As each day passes the number of people confirmed with the infection rises spreading fear and uncertainty all over the world. This has had a major impact on the global wine business because it is an industry where face to face contact is how things get done.
Major international trade fairs in Germany, Italy, France the UK and China, among other countries have either been postponed or cancelled. The largest of these events was Prowein in Germany where more than 60,000 wine professionals from more than 140 countries come together every March in the city of Dusseldorf. This is where agreements are made by wineries large and small that have a huge impact on the whole industry. It is also where wineries show their new wines to potential customers. Often years of work goes into preparing for this occasion. The negative consequences will be far reaching.
As I write Europe is in lock down with restricted movement of people and goods. You only have to watch the news to see the impact on business in general, especially tourist business, one of the most important to the Spanish economy, which will take a long time to overcome and will have a major impact on wine consumption, as well as many other industries.
As a consequence many of the major international wine companies have already published trading updated warning that the virus will have a major impact on global sales.
China is one of the countries where wine sales have declined sharply since the beginning of the crisis because in China it is consumed in bars and restaurants much more than at home, according to Rabobank around 35% of wine sales are in bars and restaurants. Wine is a symbol of social status. Also, a large percentage of wines are purchased as gifts. However, quarantine restrictions and fear has resulted in people not getting together and the restaurant business is in trouble with restaurant sales, including wine, in Shanghai was estimated to be down by 70 to 80% in February. This leads to a lot of wine not being consumed.
In the UK, a trade body representing the ‘horeca’ industry called UK Hospitality, has warned that bookings in hotels, bars and restaurants have fallen by 50% compared with the same period the year before.
Over the last decade Enoturism has become a major source of income for many wineries around the world from Napa Valley in California to Valencia. Wineries have invested in their installations to improve the visitors experience. However, as in other sectors, over the last couple of days all wineries have shut down to visitors until this crisis is overcome.
This crisis raises questions about how people in the wine industry will conduct their business relationships in the future. Not only because of the Coronavirus but also for each person to reduce their carbon footprint by flying less often. This will involve more ‘tasting by video link’, sending wine samples and then holding a video tasting.
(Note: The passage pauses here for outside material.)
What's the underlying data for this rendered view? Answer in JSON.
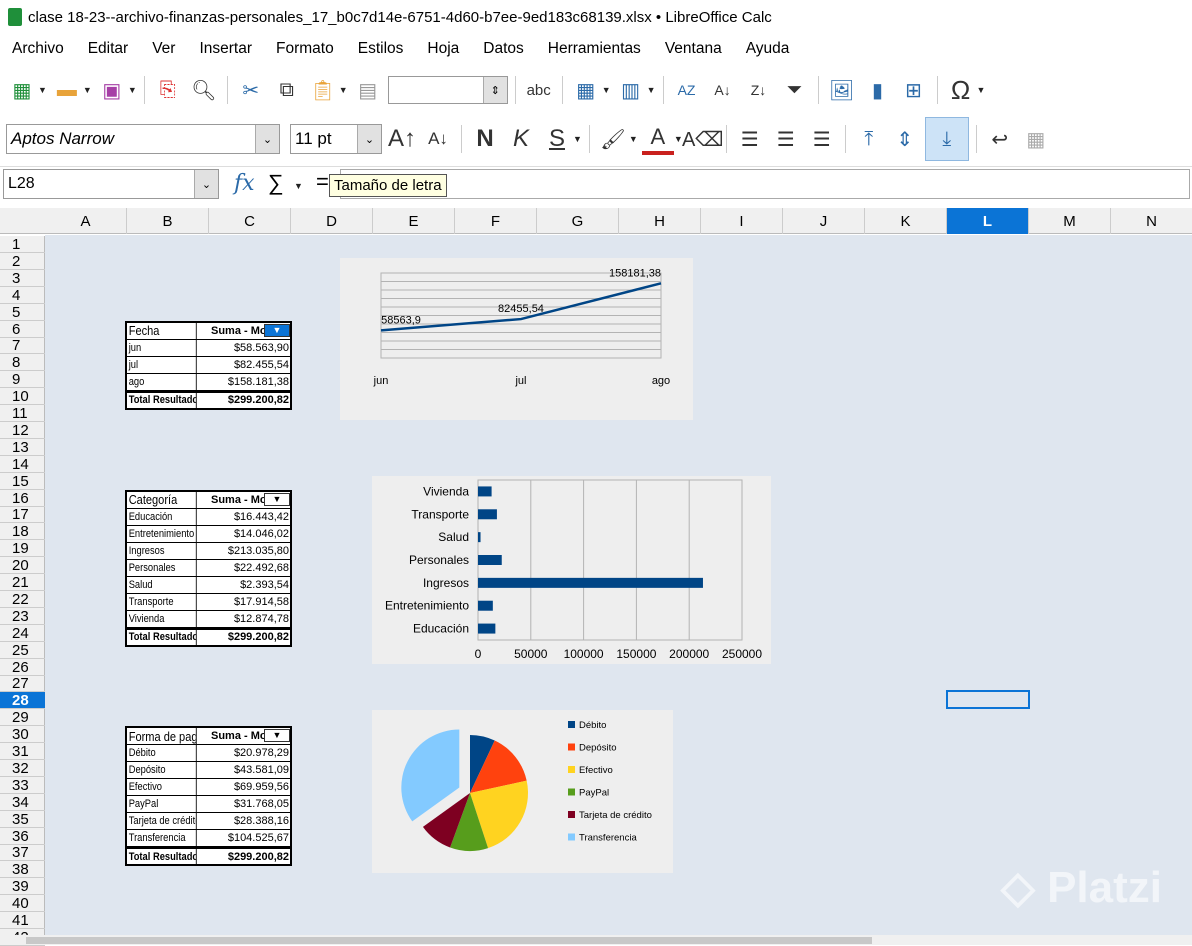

The use of drones to transmit live images of vineyards and winery activities which can be projected directly around the world rather than buyers travelling to a country.
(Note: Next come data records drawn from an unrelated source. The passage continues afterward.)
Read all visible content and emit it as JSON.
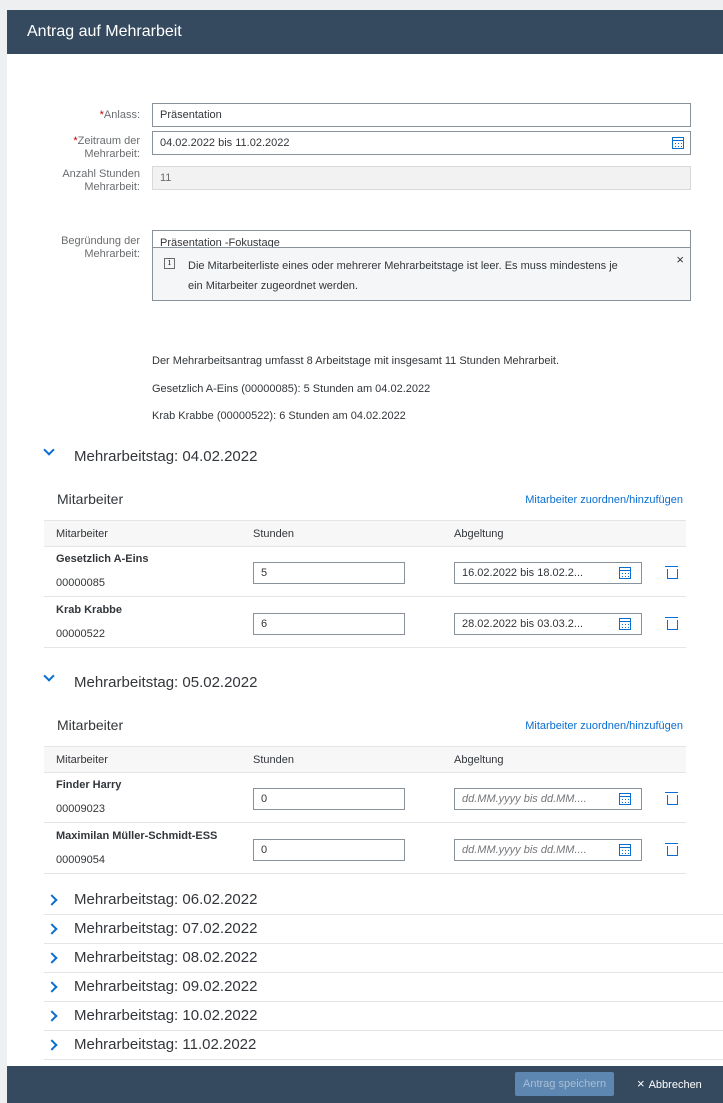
{
  "dialog": {
    "title": "Antrag auf Mehrarbeit"
  },
  "form": {
    "anlass": {
      "label": "Anlass:",
      "required": "*",
      "value": "Präsentation"
    },
    "zeitraum": {
      "label_line1": "Zeitraum der",
      "label_line2": "Mehrarbeit:",
      "required": "*",
      "value": "04.02.2022  bis  11.02.2022"
    },
    "stunden": {
      "label_line1": "Anzahl Stunden",
      "label_line2": "Mehrarbeit:",
      "value": "11"
    },
    "begruendung": {
      "label_line1": "Begründung der",
      "label_line2": "Mehrarbeit:",
      "value": "Präsentation -Fokustage"
    }
  },
  "message": {
    "icon": "info-icon",
    "line1": "Die Mitarbeiterliste eines oder mehrerer Mehrarbeitstage ist leer. Es muss mindestens je",
    "line2": "ein Mitarbeiter zugeordnet werden.",
    "close": "×"
  },
  "info": {
    "summary": "Der Mehrarbeitsantrag umfasst 8 Arbeitstage mit insgesamt 11 Stunden Mehrarbeit.",
    "line2": "Gesetzlich A-Eins (00000085): 5 Stunden am 04.02.2022",
    "line3": "Krab Krabbe (00000522): 6 Stunden am 04.02.2022"
  },
  "days_expanded": [
    {
      "title": "Mehrarbeitstag: 04.02.2022",
      "section": "Mitarbeiter",
      "link": "Mitarbeiter zuordnen/hinzufügen",
      "columns": [
        "Mitarbeiter",
        "Stunden",
        "Abgeltung"
      ],
      "rows": [
        {
          "name": "Gesetzlich A-Eins",
          "nr": "00000085",
          "hours": "5",
          "abgeltung": "16.02.2022  bis  18.02.2..."
        },
        {
          "name": "Krab Krabbe",
          "nr": "00000522",
          "hours": "6",
          "abgeltung": "28.02.2022  bis  03.03.2..."
        }
      ]
    },
    {
      "title": "Mehrarbeitstag: 05.02.2022",
      "section": "Mitarbeiter",
      "link": "Mitarbeiter zuordnen/hinzufügen",
      "columns": [
        "Mitarbeiter",
        "Stunden",
        "Abgeltung"
      ],
      "rows": [
        {
          "name": "Finder Harry",
          "nr": "00009023",
          "hours": "0",
          "abgeltung": "dd.MM.yyyy  bis  dd.MM...."
        },
        {
          "name": "Maximilan Müller-Schmidt-ESS",
          "nr": "00009054",
          "hours": "0",
          "abgeltung": "dd.MM.yyyy  bis  dd.MM...."
        }
      ]
    }
  ],
  "days_collapsed": [
    "Mehrarbeitstag: 06.02.2022",
    "Mehrarbeitstag: 07.02.2022",
    "Mehrarbeitstag: 08.02.2022",
    "Mehrarbeitstag: 09.02.2022",
    "Mehrarbeitstag: 10.02.2022",
    "Mehrarbeitstag: 11.02.2022"
  ],
  "footer": {
    "save": "Antrag speichern",
    "cancel": "Abbrechen",
    "cancel_icon": "×"
  },
  "colors": {
    "header": "#354a5f",
    "accent": "#0a6ed1",
    "required": "#bb0000"
  }
}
No one knows when but a cure will be found and in time a new normality will be established. Some of our travel and hygiene habits will change for ever, of that there is no doubt.